For several years now, I’ve been trying to simplify Christmas in our family—without much success. I would especially like to reduce gift-giving to a minimum. “We don’t really need more stuff,” I repeat. “It’s about being together.”
People agree with me in principle and keep on shopping. Especially my daughter who shops year round for this favorite holiday. “Could we just do one gift per person?” I negotiate and she shakes her head. “Maybe next year.”
This past year has been a hard one for me, with the loss of three cats in nine months. When the third one died, I was in despair—not only about cats but about loss itself. The cumulative effects.
I was grateful for the kindness of family and friends. Some weeks went by however, before I heard from a granddaughter who is going to school in Mississippi. “I was at a loss for words,” she wrote. “I didn’t know what to say.” She is not alone, of course. I’ve felt the same and what I’ve learned---by getting it wrong more than once—is that it’s okay to be at a loss for words. It’s not okay to be silent.
Tell someone you’re at a loss for words. If you know the person (or the pet) who has died, share a memory. If you don’t know them, ask. “Tell me about your mom.” Or, if you’re writing to someone, you can say, “Your mom must have been a special person because you’ve turned out so well.”
Nobody said it was easy, for the giver or the receiver of sympathy. But even if you’re at a loss for words, you can say something healing.
When I was growing up, our family went to visit Grampa Anderson every Sunday afternoon. He lived alone in a fusty old house on the other side of town and didn’t have much to entertain young children—so my brother and I played outdoors.
There was a horse chestnut tree in Grampa’s backyard and in the fall we could find dozens of chestnuts buried in the grass. Bob and I collected them like treasures—so smooth and glossy, shining red and gold and brown.
On a bright fall day, my husband and I are canoeing the Betsie River. Our favorite stretch is the flooded area above the Grass Lake dam which was created as a habitat for waterfowl.
We steer between high walls of cattails—against a strong wind. My head is down in fierce concentration but when I glance up, I see how the cattails are dancing. They bow and sway with such grace, I stop cursing the wind and celebrate this perfect partnership.
High above the river in a dead pine tree, we see two bald eagles—watching us as we watch them. Further on, we notice a fresh beaver lodge and stare at the swirling water, hoping to see a neat brown head appear. Oh, there he is. No, he’s gone.
Suddenly a great blue heron leaps out of the reeds and soars over the river.
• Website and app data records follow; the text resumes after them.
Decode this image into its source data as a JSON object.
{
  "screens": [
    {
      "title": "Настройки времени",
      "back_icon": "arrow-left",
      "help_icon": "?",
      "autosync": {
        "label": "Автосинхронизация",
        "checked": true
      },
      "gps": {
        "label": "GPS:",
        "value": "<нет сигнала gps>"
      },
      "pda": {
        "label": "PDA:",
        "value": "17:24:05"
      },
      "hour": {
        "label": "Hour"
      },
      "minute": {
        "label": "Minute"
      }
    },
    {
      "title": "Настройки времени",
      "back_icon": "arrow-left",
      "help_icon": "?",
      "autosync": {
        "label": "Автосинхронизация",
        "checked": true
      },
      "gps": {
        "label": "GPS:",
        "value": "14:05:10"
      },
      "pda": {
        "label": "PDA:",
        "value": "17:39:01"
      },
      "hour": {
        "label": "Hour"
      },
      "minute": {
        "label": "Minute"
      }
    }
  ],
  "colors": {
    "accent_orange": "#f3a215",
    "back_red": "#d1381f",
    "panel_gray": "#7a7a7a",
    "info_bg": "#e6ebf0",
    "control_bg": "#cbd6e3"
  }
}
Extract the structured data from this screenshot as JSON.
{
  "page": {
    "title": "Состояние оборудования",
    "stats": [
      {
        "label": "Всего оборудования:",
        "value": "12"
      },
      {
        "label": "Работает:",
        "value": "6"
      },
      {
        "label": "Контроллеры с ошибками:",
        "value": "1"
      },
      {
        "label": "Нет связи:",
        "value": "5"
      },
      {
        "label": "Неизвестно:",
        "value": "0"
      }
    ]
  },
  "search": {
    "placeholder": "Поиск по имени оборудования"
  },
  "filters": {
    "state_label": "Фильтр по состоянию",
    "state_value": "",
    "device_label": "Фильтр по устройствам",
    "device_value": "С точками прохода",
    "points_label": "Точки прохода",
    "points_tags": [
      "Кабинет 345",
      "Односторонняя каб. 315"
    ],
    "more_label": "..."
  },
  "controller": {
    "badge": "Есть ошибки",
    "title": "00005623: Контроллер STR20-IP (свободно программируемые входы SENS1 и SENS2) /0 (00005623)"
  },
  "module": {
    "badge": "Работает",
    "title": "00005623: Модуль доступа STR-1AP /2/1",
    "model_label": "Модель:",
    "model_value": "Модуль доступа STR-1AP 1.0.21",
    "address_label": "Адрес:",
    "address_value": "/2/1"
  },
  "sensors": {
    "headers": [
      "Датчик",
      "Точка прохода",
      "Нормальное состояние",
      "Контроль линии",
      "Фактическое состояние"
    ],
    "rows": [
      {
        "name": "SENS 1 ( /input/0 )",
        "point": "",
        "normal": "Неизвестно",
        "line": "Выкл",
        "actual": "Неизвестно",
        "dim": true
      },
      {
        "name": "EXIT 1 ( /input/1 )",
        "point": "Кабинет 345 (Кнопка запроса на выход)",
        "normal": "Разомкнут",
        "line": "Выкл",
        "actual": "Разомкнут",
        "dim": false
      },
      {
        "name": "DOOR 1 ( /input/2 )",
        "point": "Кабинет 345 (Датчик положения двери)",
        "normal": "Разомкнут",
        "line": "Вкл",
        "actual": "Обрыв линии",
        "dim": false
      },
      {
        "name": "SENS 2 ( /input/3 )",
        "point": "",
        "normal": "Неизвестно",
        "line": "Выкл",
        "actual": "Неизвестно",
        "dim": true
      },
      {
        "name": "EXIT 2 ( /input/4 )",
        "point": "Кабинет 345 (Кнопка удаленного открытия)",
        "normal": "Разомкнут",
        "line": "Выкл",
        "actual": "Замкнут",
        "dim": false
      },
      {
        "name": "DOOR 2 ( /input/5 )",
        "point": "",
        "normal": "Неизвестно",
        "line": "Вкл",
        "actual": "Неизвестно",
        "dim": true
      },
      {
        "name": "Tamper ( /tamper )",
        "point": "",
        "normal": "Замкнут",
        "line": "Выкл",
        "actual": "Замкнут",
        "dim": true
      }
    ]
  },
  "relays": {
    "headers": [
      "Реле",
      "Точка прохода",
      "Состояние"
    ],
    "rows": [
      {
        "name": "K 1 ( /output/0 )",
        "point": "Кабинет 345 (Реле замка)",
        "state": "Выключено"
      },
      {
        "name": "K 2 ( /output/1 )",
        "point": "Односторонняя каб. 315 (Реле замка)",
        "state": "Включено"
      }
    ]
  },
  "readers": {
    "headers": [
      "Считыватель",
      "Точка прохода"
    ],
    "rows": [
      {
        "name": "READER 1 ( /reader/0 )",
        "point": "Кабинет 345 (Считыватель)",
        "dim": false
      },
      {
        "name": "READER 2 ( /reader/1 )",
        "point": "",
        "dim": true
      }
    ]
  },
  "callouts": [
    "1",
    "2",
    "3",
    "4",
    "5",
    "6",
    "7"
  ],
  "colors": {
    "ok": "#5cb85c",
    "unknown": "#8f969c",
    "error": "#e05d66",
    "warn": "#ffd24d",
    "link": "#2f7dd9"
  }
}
We meet him again and again as we paddle around each turn. He is always standing on a muskrat house—and each time we glide a little closer before he jumps into the sky. I wish he could trust us enough to stay—to have a conversation. And then I realize that this is what we’re having.
Elon Cameron studied photography, printmaking and bookbinding at the Art Institute of Chicago but wasn’t sure that was her life work. “I had a longing for a career calling but I didn’t know what it was,” she says.